Mary Ellen Warta's athletic accomplishments are impressive to most everybody, just not so much in her own house. At least in the eyes of her children.
Her husband Geoff edged her out by running a marathon in the land of Mickey Mouse and Donald Duck.
"I made a shadow box for (my husband) after the marathon and (my daughter) said, 'My mom was a good swimmer, but my dad won the marathon at Disney World,'" said Warta, a 1991 Norcross graduate. "My husband didn't win it, he just ran in it. But I thought it was cute she thought he won it and I was just a swimmer."
A pretty good one, at that.
Known then by her maiden name of Blanchard, she broke American records in both the 100- and 200-yard breaststroke in 1989. The records held for six and seven years, respectively, eventually earning her a scholarship to Stanford, where she was on four NCAA championship teams. She was a nine-time national champion at the college level.
Soon enough her children -- 7-year-old Reese, 5-year-old Rachel and 2-year-old Jonas -- will learn what a big deal their mother was more than 20 years ago. Their education will start Sunday, when Warta is inducted into the second class of the Gwinnett County Sports Hall of Fame at Coolray Field during the Gwinnett Braves' home game.
"That was part of what's so cool about (the Hall of Fame)," Warta said. "What a neat thing for my kids to see."
Warta's biggest fame in swimming came when she was just a kid herself, during her freshman and sophomore years at Norcross.
As a 14-year-old, she placed fourth in the 100 breast and fifth in the 200 individual medley at the U.S. Olympic Trials, narrowly missing a spot on the Olympic team. An even bigger accomplishment came the following year when she broke the two American records.
The effort gave Georgia swimming a boost on the national scene and also did plenty to promote swimming in Gwinnett, which wasn't quite at the booming level it has reached in the past 20 years.
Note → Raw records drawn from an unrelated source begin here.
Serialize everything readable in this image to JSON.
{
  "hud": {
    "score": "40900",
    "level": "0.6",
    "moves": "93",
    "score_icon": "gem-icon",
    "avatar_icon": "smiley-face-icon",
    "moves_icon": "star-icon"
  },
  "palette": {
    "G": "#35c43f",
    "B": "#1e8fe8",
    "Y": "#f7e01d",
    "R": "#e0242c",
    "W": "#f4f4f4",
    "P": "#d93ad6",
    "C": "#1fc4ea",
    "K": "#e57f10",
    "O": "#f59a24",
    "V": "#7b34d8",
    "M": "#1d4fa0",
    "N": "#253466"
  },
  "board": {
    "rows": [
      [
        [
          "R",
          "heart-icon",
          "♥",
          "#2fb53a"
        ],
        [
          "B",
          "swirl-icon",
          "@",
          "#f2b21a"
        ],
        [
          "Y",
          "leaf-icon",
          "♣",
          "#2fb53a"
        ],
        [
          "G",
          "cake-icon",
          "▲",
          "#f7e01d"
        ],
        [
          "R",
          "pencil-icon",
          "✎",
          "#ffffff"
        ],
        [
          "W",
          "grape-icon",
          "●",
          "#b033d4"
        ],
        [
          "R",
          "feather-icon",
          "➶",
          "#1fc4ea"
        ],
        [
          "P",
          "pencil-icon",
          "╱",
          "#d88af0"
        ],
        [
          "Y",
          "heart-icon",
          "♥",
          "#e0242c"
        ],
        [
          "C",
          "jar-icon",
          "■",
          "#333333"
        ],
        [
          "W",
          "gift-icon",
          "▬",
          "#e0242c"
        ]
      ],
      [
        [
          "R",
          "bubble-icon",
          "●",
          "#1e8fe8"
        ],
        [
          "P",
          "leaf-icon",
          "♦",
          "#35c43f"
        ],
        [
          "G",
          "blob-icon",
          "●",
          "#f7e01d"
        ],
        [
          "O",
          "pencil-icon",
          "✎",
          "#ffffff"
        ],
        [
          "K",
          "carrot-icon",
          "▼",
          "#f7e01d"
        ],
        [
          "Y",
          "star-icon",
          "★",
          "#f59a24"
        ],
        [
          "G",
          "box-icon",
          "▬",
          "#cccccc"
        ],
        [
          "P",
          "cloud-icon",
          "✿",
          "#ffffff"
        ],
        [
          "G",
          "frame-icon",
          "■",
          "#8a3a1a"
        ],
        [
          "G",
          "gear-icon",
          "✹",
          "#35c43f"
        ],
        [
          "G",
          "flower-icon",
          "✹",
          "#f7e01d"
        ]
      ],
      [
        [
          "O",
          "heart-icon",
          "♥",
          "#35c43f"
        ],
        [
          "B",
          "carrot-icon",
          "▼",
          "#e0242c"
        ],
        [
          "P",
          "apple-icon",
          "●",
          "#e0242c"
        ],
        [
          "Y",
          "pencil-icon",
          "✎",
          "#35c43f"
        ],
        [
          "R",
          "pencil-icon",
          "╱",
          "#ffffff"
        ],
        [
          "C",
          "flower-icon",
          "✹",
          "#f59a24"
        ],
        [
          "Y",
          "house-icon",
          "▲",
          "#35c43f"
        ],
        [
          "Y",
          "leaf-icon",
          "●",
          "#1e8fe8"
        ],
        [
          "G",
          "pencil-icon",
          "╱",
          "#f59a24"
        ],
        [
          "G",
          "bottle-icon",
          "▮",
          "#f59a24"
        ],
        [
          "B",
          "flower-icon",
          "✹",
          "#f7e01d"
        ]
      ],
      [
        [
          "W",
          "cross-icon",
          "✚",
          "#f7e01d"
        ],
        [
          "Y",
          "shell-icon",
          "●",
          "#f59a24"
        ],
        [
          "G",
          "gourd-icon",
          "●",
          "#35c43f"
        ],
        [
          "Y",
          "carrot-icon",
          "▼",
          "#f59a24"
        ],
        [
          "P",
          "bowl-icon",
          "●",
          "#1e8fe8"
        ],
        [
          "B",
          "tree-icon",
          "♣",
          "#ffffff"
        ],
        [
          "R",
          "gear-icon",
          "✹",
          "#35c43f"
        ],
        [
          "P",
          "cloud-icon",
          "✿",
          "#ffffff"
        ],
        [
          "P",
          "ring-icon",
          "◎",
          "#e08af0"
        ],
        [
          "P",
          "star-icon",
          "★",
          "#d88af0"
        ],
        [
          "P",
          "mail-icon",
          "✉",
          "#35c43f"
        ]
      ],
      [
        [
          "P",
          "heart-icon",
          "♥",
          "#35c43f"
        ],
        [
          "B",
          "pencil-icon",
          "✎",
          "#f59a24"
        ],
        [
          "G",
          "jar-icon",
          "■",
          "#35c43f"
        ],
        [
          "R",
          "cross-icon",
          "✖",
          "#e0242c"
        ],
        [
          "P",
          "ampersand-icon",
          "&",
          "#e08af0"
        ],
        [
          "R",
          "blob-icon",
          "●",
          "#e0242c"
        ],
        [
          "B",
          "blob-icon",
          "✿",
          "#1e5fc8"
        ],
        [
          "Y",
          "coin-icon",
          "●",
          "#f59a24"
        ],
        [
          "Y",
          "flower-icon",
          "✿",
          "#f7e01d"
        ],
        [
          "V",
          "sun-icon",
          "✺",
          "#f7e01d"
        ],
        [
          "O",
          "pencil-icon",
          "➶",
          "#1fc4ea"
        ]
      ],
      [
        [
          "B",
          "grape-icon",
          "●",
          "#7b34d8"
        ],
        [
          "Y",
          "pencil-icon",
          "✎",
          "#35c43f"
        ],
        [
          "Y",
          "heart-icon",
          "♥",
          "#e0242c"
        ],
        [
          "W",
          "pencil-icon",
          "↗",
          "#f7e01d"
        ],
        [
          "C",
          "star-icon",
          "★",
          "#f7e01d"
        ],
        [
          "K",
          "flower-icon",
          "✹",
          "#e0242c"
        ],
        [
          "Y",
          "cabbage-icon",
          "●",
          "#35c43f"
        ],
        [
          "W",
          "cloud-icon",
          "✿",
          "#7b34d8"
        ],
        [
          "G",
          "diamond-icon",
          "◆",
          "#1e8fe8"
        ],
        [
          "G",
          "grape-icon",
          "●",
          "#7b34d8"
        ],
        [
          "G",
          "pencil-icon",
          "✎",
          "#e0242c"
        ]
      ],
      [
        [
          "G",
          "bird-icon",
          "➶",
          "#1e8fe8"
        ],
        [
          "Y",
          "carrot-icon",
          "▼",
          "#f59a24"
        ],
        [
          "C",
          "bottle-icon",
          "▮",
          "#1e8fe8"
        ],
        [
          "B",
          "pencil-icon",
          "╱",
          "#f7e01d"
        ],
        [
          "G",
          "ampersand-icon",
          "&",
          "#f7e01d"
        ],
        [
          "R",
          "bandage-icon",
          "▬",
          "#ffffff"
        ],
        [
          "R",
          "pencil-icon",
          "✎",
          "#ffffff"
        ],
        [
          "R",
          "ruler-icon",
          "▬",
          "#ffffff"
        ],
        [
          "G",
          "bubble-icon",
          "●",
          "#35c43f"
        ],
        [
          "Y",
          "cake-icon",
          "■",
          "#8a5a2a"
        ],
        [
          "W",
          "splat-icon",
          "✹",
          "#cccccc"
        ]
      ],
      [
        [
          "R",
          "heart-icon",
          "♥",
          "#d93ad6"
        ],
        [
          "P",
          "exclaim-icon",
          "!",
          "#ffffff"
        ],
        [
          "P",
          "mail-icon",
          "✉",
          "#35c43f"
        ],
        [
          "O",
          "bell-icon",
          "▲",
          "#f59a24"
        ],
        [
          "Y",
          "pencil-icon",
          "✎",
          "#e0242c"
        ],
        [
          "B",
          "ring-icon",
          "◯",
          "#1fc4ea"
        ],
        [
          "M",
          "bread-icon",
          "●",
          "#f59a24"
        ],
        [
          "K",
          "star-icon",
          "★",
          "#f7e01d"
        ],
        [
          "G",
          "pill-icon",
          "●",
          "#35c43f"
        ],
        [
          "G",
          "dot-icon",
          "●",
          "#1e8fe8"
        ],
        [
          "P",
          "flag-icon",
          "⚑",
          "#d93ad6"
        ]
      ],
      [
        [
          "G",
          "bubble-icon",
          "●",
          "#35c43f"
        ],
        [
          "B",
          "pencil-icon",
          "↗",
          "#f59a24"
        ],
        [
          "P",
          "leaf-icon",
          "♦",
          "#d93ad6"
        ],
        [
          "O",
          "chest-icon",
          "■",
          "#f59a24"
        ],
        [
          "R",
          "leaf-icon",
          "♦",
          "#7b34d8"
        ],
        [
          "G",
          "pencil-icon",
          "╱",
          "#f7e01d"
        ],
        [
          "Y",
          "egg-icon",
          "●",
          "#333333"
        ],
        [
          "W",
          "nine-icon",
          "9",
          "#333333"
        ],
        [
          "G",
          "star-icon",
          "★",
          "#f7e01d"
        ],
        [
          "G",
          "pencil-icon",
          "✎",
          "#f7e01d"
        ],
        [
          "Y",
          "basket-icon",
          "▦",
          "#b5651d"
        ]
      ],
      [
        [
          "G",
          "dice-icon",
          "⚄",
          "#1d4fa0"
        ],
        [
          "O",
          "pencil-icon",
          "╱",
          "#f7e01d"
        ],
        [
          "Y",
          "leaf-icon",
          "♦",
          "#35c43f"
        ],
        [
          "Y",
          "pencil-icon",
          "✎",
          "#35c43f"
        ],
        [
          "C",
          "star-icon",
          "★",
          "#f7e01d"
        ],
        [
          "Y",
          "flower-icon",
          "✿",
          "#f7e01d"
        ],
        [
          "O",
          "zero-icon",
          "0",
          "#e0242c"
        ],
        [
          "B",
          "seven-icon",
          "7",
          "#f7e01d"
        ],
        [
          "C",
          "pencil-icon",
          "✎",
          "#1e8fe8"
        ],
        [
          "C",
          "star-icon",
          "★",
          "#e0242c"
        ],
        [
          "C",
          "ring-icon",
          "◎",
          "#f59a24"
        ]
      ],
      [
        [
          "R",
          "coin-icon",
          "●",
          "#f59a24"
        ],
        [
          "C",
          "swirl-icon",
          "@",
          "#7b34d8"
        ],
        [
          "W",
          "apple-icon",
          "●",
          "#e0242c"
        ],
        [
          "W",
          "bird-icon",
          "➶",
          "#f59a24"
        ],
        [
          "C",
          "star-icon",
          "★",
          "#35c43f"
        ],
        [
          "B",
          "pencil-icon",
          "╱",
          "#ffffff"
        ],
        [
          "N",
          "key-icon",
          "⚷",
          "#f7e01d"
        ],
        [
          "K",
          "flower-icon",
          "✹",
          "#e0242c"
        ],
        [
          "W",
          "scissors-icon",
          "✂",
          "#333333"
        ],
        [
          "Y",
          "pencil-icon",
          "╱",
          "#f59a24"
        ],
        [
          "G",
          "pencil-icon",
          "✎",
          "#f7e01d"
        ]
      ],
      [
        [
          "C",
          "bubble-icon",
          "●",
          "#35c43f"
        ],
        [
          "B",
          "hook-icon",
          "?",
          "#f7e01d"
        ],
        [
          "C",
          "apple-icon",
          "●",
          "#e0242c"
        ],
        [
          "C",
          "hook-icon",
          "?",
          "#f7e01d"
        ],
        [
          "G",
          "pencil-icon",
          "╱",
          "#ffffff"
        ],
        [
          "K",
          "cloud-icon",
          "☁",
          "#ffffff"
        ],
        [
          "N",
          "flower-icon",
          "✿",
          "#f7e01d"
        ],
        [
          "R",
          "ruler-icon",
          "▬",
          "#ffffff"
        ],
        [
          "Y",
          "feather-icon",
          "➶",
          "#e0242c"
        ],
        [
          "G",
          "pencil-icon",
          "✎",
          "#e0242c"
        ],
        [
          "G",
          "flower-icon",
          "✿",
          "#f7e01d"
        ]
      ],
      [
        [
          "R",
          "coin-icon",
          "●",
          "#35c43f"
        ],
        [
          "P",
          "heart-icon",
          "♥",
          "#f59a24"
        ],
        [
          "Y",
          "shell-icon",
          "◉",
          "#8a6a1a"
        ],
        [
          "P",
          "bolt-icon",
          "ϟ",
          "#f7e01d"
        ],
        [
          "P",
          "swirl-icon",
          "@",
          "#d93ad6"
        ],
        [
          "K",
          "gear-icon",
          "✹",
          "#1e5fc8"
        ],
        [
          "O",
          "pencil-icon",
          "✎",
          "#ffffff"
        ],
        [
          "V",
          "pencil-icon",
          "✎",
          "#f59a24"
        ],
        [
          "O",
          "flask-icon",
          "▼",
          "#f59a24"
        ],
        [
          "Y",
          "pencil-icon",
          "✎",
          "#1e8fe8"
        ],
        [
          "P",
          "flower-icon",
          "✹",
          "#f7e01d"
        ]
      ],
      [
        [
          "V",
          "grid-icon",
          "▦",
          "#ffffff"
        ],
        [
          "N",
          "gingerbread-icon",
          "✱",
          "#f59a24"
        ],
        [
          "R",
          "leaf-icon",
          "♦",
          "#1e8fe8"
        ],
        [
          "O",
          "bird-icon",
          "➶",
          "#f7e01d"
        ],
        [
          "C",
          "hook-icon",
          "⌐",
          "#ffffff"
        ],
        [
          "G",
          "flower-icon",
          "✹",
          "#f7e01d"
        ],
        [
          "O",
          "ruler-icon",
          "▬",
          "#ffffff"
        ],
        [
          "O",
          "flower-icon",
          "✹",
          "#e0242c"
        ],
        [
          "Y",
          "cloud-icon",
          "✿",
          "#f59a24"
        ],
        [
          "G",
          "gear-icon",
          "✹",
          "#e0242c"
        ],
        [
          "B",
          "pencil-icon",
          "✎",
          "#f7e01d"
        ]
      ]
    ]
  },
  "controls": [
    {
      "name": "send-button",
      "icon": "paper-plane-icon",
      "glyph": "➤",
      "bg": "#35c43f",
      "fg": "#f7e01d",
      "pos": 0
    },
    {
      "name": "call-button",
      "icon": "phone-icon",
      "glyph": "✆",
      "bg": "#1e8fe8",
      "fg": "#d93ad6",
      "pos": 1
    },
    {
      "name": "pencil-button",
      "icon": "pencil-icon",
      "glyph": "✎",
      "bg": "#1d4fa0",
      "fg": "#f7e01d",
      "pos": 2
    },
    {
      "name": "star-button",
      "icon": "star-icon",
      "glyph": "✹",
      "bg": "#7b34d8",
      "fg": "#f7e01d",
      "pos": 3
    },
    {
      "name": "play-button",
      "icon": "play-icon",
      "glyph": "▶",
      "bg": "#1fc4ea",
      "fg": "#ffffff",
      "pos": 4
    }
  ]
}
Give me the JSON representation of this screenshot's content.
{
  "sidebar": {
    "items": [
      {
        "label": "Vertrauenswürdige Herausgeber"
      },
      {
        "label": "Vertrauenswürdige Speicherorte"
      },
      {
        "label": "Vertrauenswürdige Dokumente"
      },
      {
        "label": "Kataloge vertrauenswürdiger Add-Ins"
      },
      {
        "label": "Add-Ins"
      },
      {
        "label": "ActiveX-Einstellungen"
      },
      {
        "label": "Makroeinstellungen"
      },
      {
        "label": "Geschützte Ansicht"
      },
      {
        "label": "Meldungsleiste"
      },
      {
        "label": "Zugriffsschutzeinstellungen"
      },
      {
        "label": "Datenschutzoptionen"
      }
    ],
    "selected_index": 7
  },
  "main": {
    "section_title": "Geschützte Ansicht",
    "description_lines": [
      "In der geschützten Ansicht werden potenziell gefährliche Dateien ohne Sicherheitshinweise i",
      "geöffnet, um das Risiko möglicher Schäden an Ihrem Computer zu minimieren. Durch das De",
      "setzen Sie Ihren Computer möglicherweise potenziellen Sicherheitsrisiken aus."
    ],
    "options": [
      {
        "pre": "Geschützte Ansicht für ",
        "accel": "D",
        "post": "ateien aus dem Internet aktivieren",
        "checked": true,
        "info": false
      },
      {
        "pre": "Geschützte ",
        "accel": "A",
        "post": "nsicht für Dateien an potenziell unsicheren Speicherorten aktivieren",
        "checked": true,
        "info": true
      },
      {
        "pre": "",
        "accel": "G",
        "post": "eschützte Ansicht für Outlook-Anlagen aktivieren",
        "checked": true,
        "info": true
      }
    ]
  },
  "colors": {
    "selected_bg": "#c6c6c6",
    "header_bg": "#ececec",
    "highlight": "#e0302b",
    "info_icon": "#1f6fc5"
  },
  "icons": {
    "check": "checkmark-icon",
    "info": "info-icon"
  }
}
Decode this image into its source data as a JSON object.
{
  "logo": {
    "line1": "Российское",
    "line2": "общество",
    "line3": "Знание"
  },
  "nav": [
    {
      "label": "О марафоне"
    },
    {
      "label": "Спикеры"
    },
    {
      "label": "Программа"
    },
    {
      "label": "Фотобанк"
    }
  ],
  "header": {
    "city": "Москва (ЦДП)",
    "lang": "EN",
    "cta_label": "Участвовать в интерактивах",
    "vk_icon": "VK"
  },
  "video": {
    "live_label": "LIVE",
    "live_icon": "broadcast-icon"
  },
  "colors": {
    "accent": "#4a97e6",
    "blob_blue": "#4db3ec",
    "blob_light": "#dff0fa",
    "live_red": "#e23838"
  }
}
"Just swimming for Norcross and getting Gwinnett County recognition back then, that was exciting," Warta said. "I hadn't seen a lot of swimming exposure for Gwinnett County back then, not like it is now. ... Just something like breaking the national high school record for Norcross, to get exposure for my high school was fun. To wear my Norcross T-shirt at national meets, that was fun."
Warta hasn't done much competitive swimming since graduating from Stanford, and now she spends most of her time with her children and working with Hewlett-Packard as an enterprise account manager. But she still gets excited by the sport she focused on as a youth, whether it's speaking to young swimmers in Gwinnett or watching her daughters, who are both into swimming. Reese begins summer league swimming next month.
Warta found it hard to watch at Reese's swimming lessons a few years ago.
"It was hard for me to sit down and not help out," she said. "But I tried to respect that I'm not the coach. I'm mom. So what I did, I saw a father and son who came in on a Sunday to get in some extra work, so I went over and helped them on turns and things like that."
They probably didn't realize the pointers were coming from a past American record holder. Then again, neither do her children. But Sunday's celebration will put her past achievements into clearer view, especially for her oldest daughter.
"I was so excited when I heard (about the Hall of Fame)," Warta said. "I thought, what an honor. Just to be nominated was great, but to be picked is unbelievable. It's flattering."